IDEAS home Printed from
MyIDEAS: Login to save this paper or follow this series

The Significance of the Probabilistic Voting Theorem

  • Dan Usher

Public decision-making by majority rule is open to the danger of exploitation of minorities by majorities. Since any majority can employ the vote to expropriate the corresponding minority, it would seem that there can be no electoral equilibrium allocation of income or transfers in a democratic society and that democracy itself might be unstable. Much of democratic theory is devoted to the study of how this danger can be averted. The probabilistic voting theorem establishes that a degree of voter insensitivity to offers of rival political parties imparts an electoral equilibrium where it would not otherwise exits. The theorem is valid on its assumptions, but those assumptions are considerably stronger, and the theorem is less comforting about the prospects for the stability of democratic government, than one might at first suppose.

If you experience problems downloading a file, check if you have the proper application to view it first. In case of further problems read the IDEAS help page. Note that these files are not on the IDEAS site. Please be patient as the files may be large.

File URL:
File Function: First version 1990
Download Restriction: no

Paper provided by Queen's University, Department of Economics in its series Working Papers with number 785.

in new window

Date of creation: Sep 1990
Date of revision:
Handle: RePEc:qed:wpaper:785
Contact details of provider: Postal: Kingston, Ontario, K7L 3N6
Phone: (613) 533-2250
Fax: (613) 533-6668
Web page:

More information through EDIRC

No references listed on IDEAS
You can help add them by filling out this form.

This item is not listed on Wikipedia, on a reading list or among the top items on IDEAS.

When requesting a correction, please mention this item's handle: RePEc:qed:wpaper:785. See general information about how to correct material in RePEc.

For technical questions regarding this item, or to correct its authors, title, abstract, bibliographic or download information, contact: (Mark Babcock)

If you have authored this item and are not yet registered with RePEc, we encourage you to do it here. This allows to link your profile to this item. It also allows you to accept potential citations to this item that we are uncertain about.

If references are entirely missing, you can add them using this form.

If the full references list an item that is present in RePEc, but the system did not link to it, you can help with this form.

If you know of missing items citing this one, you can help us creating those links by adding the relevant references in the same way as above, for each refering item. If you are a registered author of this item, you may also want to check the "citations" tab in your profile, as there may be some citations waiting for confirmation.
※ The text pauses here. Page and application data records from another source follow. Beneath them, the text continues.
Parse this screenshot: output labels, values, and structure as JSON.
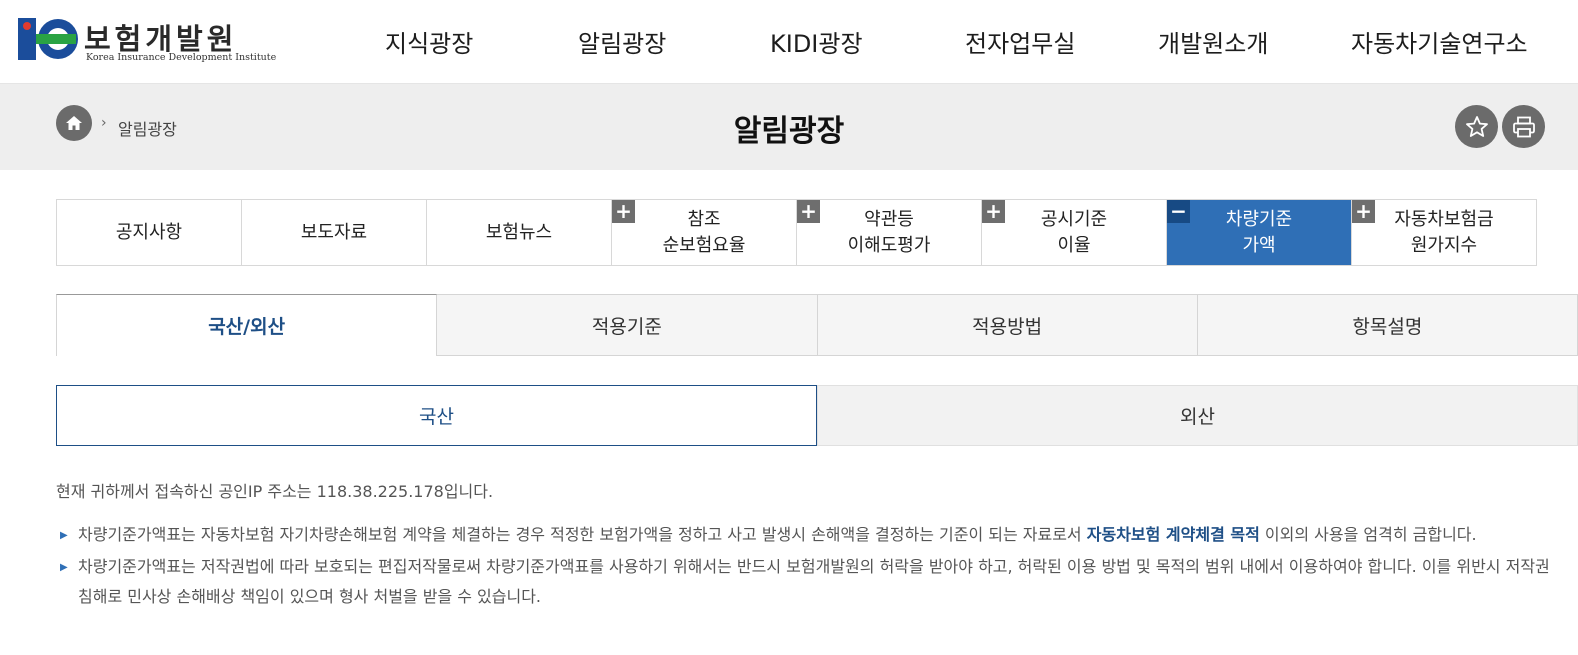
{
  "header": {
    "logo_ko": "보험개발원",
    "logo_en": "Korea Insurance Development Institute",
    "nav": [
      "지식광장",
      "알림광장",
      "KIDI광장",
      "전자업무실",
      "개발원소개",
      "자동차기술연구소"
    ]
  },
  "subbar": {
    "breadcrumb_sep": "›",
    "breadcrumb": "알림광장",
    "title": "알림광장"
  },
  "lnb": [
    {
      "label": "공지사항",
      "sign": ""
    },
    {
      "label": "보도자료",
      "sign": ""
    },
    {
      "label": "보험뉴스",
      "sign": ""
    },
    {
      "label": "참조\n순보험요율",
      "sign": "+"
    },
    {
      "label": "약관등\n이해도평가",
      "sign": "+"
    },
    {
      "label": "공시기준\n이율",
      "sign": "+"
    },
    {
      "label": "차량기준\n가액",
      "sign": "−"
    },
    {
      "label": "자동차보험금\n원가지수",
      "sign": "+"
    }
  ],
  "tabs2": [
    "국산/외산",
    "적용기준",
    "적용방법",
    "항목설명"
  ],
  "tabs3": [
    "국산",
    "외산"
  ],
  "content": {
    "ip_notice": "현재 귀하께서 접속하신 공인IP 주소는 118.38.225.178입니다.",
    "bullet": "▶",
    "note1_a": "차량기준가액표는 자동차보험 자기차량손해보험 계약을 체결하는 경우 적정한 보험가액을 정하고 사고 발생시 손해액을 결정하는 기준이 되는 자료로서 ",
    "note1_highlight": "자동차보험 계약체결 목적",
    "note1_b": " 이외의 사용을 엄격히 금합니다.",
    "note2": "차량기준가액표는 저작권법에 따라 보호되는 편집저작물로써 차량기준가액표를 사용하기 위해서는 반드시 보험개발원의 허락을 받아야 하고, 허락된 이용 방법 및 목적의 범위 내에서 이용하여야 합니다. 이를 위반시 저작권 침해로 민사상 손해배상 책임이 있으며 형사 처벌을 받을 수 있습니다."
  },
  "colors": {
    "active_blue": "#2f6fb6",
    "dark_blue": "#1e4f86",
    "subbar_gray": "#eeeeee"
  },
  "icons": [
    "home-icon",
    "star-icon",
    "print-icon",
    "plus-icon",
    "minus-icon"
  ]
}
Please note that corrections may take a couple of weeks to filter through the various RePEc services.

This information is provided to you by IDEAS at the Research Division of the Federal Reserve Bank of St. Louis using RePEc data.